Produce all the records again exactly as they stand.
===== Exercise materials
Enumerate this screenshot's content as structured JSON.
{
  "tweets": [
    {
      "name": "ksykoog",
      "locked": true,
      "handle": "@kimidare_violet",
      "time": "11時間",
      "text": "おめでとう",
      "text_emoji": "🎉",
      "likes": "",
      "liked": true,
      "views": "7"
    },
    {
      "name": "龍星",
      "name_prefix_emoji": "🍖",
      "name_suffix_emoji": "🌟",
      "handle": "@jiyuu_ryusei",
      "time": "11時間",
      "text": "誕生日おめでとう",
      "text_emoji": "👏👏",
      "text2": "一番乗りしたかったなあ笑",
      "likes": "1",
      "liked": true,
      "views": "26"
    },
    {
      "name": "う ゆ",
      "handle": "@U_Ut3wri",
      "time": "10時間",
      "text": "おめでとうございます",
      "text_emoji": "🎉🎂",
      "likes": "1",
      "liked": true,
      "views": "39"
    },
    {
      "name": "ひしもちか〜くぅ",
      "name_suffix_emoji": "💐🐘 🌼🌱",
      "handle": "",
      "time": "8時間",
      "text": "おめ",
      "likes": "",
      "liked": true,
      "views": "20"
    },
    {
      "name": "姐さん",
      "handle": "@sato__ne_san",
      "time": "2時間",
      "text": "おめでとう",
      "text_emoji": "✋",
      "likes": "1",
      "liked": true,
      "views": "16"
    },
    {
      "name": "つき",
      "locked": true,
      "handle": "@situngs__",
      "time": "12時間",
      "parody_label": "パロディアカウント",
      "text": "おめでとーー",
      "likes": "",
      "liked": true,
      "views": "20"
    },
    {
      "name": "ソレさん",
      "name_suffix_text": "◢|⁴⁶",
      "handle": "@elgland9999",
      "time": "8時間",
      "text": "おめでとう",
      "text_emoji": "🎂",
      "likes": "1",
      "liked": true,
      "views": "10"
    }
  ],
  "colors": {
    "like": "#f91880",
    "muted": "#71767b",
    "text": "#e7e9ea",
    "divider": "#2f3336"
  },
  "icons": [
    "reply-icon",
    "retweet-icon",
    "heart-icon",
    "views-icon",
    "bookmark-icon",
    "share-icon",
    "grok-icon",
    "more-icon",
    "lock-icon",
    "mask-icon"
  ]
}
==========
## Output of the task
Enumerate this screenshot's content as structured JSON.
{
  "tweets": [
    {
      "name": "ksykoog",
      "locked": true,
      "handle": "@kimidare_violet",
      "time": "11時間",
      "text": "おめでとう",
      "text_emoji": "🎉",
      "likes": "",
      "liked": true,
      "views": "7"
    },
    {
      "name": "龍星",
      "name_prefix_emoji": "🍖",
      "name_suffix_emoji": "🌟",
      "handle": "@jiyuu_ryusei",
      "time": "11時間",
      "text": "誕生日おめでとう",
      "text_emoji": "👏👏",
      "text2": "一番乗りしたかったなあ笑",
      "likes": "1",
      "liked": true,
      "views": "26"
    },
    {
      "name": "う ゆ",
      "handle": "@U_Ut3wri",
      "time": "10時間",
      "text": "おめでとうございます",
      "text_emoji": "🎉🎂",
      "likes": "1",
      "liked": true,
      "views": "39"
    },
    {
      "name": "ひしもちか〜くぅ",
      "name_suffix_emoji": "💐🐘 🌼🌱",
      "handle": "",
      "time": "8時間",
      "text": "おめ",
      "likes": "",
      "liked": true,
      "views": "20"
    },
    {
      "name": "姐さん",
      "handle": "@sato__ne_san",
      "time": "2時間",
      "text": "おめでとう",
      "text_emoji": "✋",
      "likes": "1",
      "liked": true,
      "views": "16"
    },
    {
      "name": "つき",
      "locked": true,
      "handle": "@situngs__",
      "time": "12時間",
      "parody_label": "パロディアカウント",
      "text": "おめでとーー",
      "likes": "",
      "liked": true,
      "views": "20"
    },
    {
      "name": "ソレさん",
      "name_suffix_text": "◢|⁴⁶",
      "handle": "@elgland9999",
      "time": "8時間",
      "text": "おめでとう",
      "text_emoji": "🎂",
      "likes": "1",
      "liked": true,
      "views": "10"
    }
  ],
  "colors": {
    "like": "#f91880",
    "muted": "#71767b",
    "text": "#e7e9ea",
    "divider": "#2f3336"
  },
  "icons": [
    "reply-icon",
    "retweet-icon",
    "heart-icon",
    "views-icon",
    "bookmark-icon",
    "share-icon",
    "grok-icon",
    "more-icon",
    "lock-icon",
    "mask-icon"
  ]
}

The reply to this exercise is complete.